7. Fairness

Pay attention to a balance between give and take in relation to your employees. And be a role model. Do you expect your employees to always be friendly and patient with their customers? Then you too can avoid hectic and confrontational discussions with your employees in stressful situations.

8. Self-reflection

Question your leadership behavior at regular intervals. Perceive your own thought and behavior patterns and their effects and consciously develop yourself further.


Talk to each other

We tend to infer others from ourselves, that is, to assume that our counterpart has the same perceptions, feelings and needs as we do. Many superiors feel that they have clarified everything necessary in relation to their employees. During the coaching it turns out that there was not even an induction interview with the new employee. People think differently! The basic attitude towards work and the individual working style of each individual depend on their personality, previous experience, values, interests and talents. Communicating your own ideas and requirements unequivocally is therefore essential - especially for employers. If expectations remain unfulfilled, disappointment quickly sets in. Over time, this often turns into anger or anger. There is constant criticism and (mostly) at some point a big bang. It is not surprising that the other side then feels that they have been treated unfairly; after all, she has no idea what she did wrong.

Organizing the necessary communication is one of the most important management tasks. And not only during the interview and / or induction interview, but again and again. Motivated employees will - within an appropriate framework - willingly adapt to the different requirements of their bosses. It is frustrating, however, when they only gradually learn what is expected of them through criticism and accusations. That is why it is not enough just to talk to one another "between the door and the hinge" now and then. As a manager, you should regularly plan time slots in which you can sit down and relax with each of your team members. The aim is to reflect on previous cooperation, to organize the future, to compare expectations and to get to know each other better and better. Announce employee appraisals well in advance, inform the interlocutor about your agenda at an early stage and ask about your own topics. Allow an appropriate time frame, prepare the conversation carefully, ensure an undisturbed environment and look forward to the exchange.
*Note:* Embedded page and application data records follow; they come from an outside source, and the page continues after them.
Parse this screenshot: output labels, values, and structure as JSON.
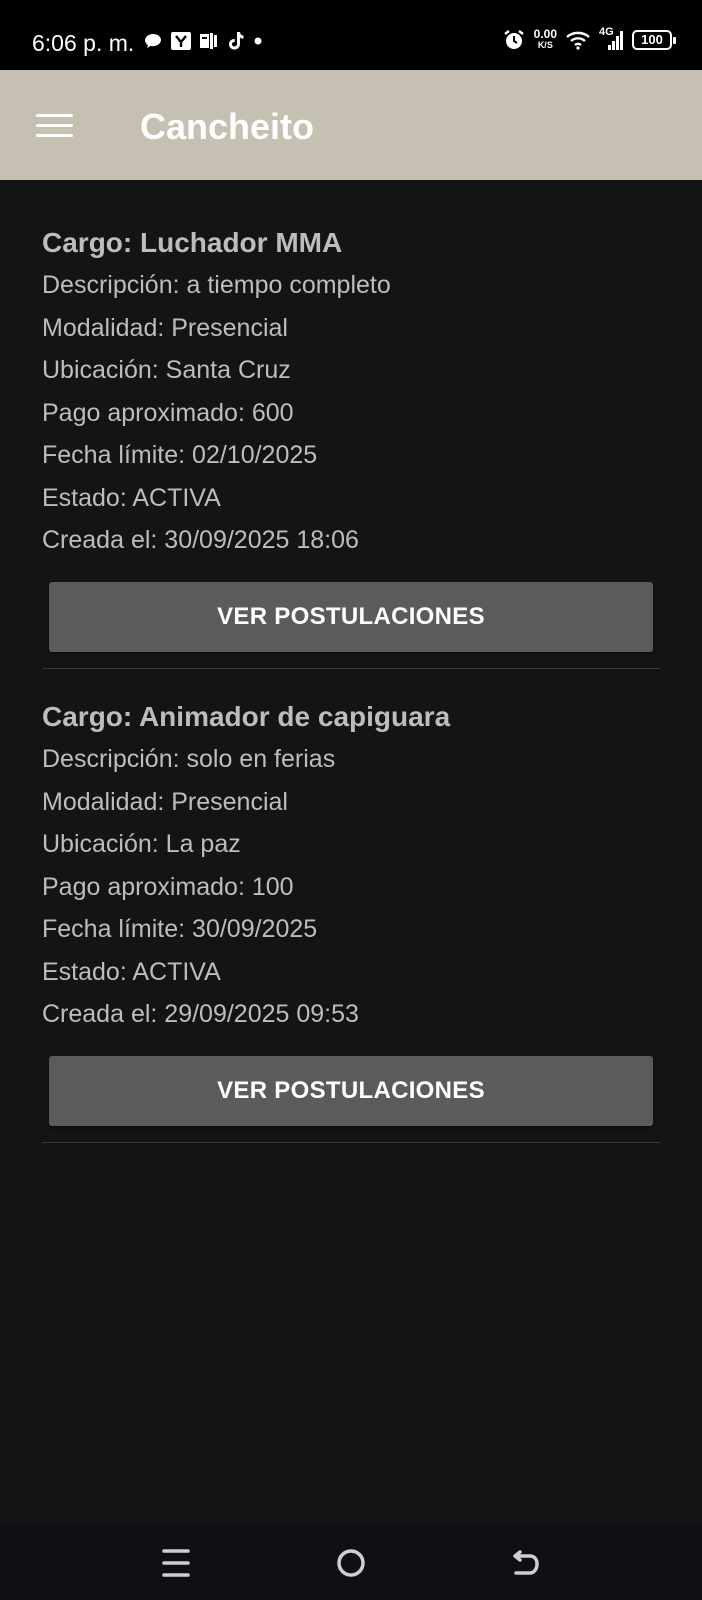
{
  "status_bar": {
    "time": "6:06 p. m.",
    "net_speed_value": "0.00",
    "net_speed_unit": "K/S",
    "network": "4G",
    "battery": "100"
  },
  "app_bar": {
    "title": "Cancheito",
    "menu_icon": "hamburger-icon"
  },
  "offers": [
    {
      "title": "Cargo: Luchador MMA",
      "description": "Descripción: a tiempo completo",
      "modality": "Modalidad: Presencial",
      "location": "Ubicación: Santa Cruz",
      "payment": "Pago aproximado: 600",
      "deadline": "Fecha límite: 02/10/2025",
      "status": "Estado: ACTIVA",
      "created": "Creada el: 30/09/2025 18:06",
      "button_label": "VER POSTULACIONES"
    },
    {
      "title": "Cargo: Animador de capiguara",
      "description": "Descripción: solo en ferias",
      "modality": "Modalidad: Presencial",
      "location": "Ubicación: La paz",
      "payment": "Pago aproximado: 100",
      "deadline": "Fecha límite: 30/09/2025",
      "status": "Estado: ACTIVA",
      "created": "Creada el: 29/09/2025 09:53",
      "button_label": "VER POSTULACIONES"
    }
  ],
  "nav_bar": {
    "icons": [
      "recents-icon",
      "home-icon",
      "back-icon"
    ]
  },
  "colors": {
    "app_bar": "#c5c0b2",
    "background": "#141414",
    "button": "#5b5b5d"
  }
}
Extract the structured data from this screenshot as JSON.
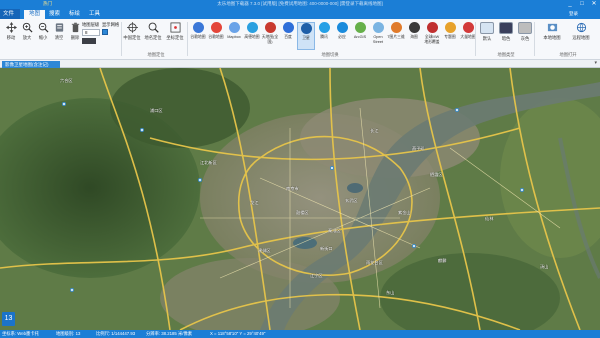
{
  "app": {
    "title": "太乐地图下载器 7.3.0 [试用版] [免费试用地图: 400-0000-000] [需登录下载离线地图]",
    "highlight_tab": "热门",
    "login": "登录",
    "window_controls": [
      "_",
      "□",
      "✕"
    ]
  },
  "tabs": [
    {
      "label": "文件"
    },
    {
      "label": "地图"
    },
    {
      "label": "搜索"
    },
    {
      "label": "标绘"
    },
    {
      "label": "工具"
    }
  ],
  "ribbon": {
    "nav_buttons": [
      {
        "label": "移动",
        "icon": "move-icon"
      },
      {
        "label": "放大",
        "icon": "zoom-in-icon"
      },
      {
        "label": "缩小",
        "icon": "zoom-out-icon"
      },
      {
        "label": "清空",
        "icon": "clear-icon"
      },
      {
        "label": "删除",
        "icon": "delete-icon"
      }
    ],
    "grid_controls": {
      "label_zoom": "地图层级",
      "label_grid": "显示网格",
      "value": "8"
    },
    "locate_buttons": [
      {
        "label": "中国定位",
        "icon": "crosshair-icon"
      },
      {
        "label": "地名定位",
        "icon": "search-icon"
      },
      {
        "label": "坐标定位",
        "icon": "coordinate-icon"
      }
    ],
    "locate_group_label": "地图定位",
    "map_sources": [
      {
        "label": "谷歌地图",
        "color": "#3b78d8"
      },
      {
        "label": "谷歌地图",
        "color": "#e4463a"
      },
      {
        "label": "Mapbox",
        "color": "#6aa3e8"
      },
      {
        "label": "高德地图",
        "color": "#2aa0e0"
      },
      {
        "label": "天地图(全国)",
        "color": "#c93a2f"
      },
      {
        "label": "百度",
        "color": "#2f6fd9"
      },
      {
        "label": "卫星",
        "color": "#1f5fa8"
      },
      {
        "label": "腾讯",
        "color": "#26a0e6"
      },
      {
        "label": "必应",
        "color": "#1a8bdc"
      },
      {
        "label": "ArcGIS",
        "color": "#66b04a"
      },
      {
        "label": "Open Street",
        "color": "#7ab4e2"
      },
      {
        "label": "T图片三维",
        "color": "#e07b2b"
      },
      {
        "label": "海图",
        "color": "#3a3a3a"
      },
      {
        "label": "全球MW地形覆盖",
        "color": "#c03030"
      },
      {
        "label": "专题图",
        "color": "#e7a22b"
      },
      {
        "label": "大量地图",
        "color": "#d23a3a"
      }
    ],
    "source_group_label": "地图切换",
    "overlay_buttons": [
      {
        "label": "默认",
        "color": "#d6e4f2"
      },
      {
        "label": "暗色",
        "color": "#3a3f5c"
      },
      {
        "label": "灰色",
        "color": "#bdbdbd"
      }
    ],
    "overlay_group_label": "地图类型",
    "right_buttons": [
      {
        "label": "本地地图",
        "icon": "local-map-icon"
      },
      {
        "label": "远程地图",
        "icon": "remote-map-icon"
      }
    ],
    "right_group_label": "地图打开"
  },
  "doc_tab": {
    "title": "影像卫星地图(含注记)",
    "pin": "▾"
  },
  "map": {
    "zoom_level": "13",
    "labels": [
      "南京市",
      "江宁区",
      "秦淮区",
      "玄武区",
      "鼓楼区",
      "栖霞区",
      "雨花台区",
      "浦口区",
      "建邺区",
      "六合区",
      "仙林",
      "紫金山",
      "长江",
      "新街口",
      "麒麟",
      "龙江",
      "江北新区",
      "汤山",
      "东山",
      "燕子矶"
    ]
  },
  "status": {
    "coord_sys": "坐标系: Web墨卡托",
    "level": "地图级别: 13",
    "scale": "比例尺: 1/144447.93",
    "resolution": "分辨率: 38.2185 米/像素",
    "lonlat": "X = 118°58'10\"  Y = 29°40'49\""
  }
}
Fast and sustainable changes through coaching

After three coaching sessions, Mr. M. had two longer conversations with Ms. F., which were intensively prepared in the coaching. In the fourth session, Mr. M. reports that he is now really enjoying going to work again and that the relationship with his young colleague has improved a lot. He was totally amazed at how much the few conversations had brought. Ms. F. also seems much more relaxed and practically no longer works overtime. At the same time, it now clearly relieves him. In relation to the medical assistants, he now dares to immediately address errors that he had previously overlooked in order to avoid offended reactions. He had the feeling that the employees could handle it well and were finally taking him seriously. Mr. M. decides to hold regular one-on-one meetings with all members of his team in the future. After the first discussions in coaching have been prepared and successfully led by Mr. M., Mr. M. feels confident enough to carry out the preparation on his own.

As part of executive coaching, I support self-employed and freelancers in fulfilling their leadership role professionally. After a brief inventory, we will jointly develop a vision for future good cooperation and start implementing it. To this end, we clarify the requirements for good leadership and your self-image as a manager. We deal with your strengths and weaknesses, interests and values ​​as well as with any obstructive beliefs and patterns. We consider the previous communication in the company, the strengths and areas of development of the employees, the mutual expectations and needs. Together we define specific management tasks - from introducing regular employee appraisals to changing responsibilities. After a short time you will notice positive changes!

I would be happy to accompany you on your way to becoming a professional manager. Make an appointment for a free preliminary talk.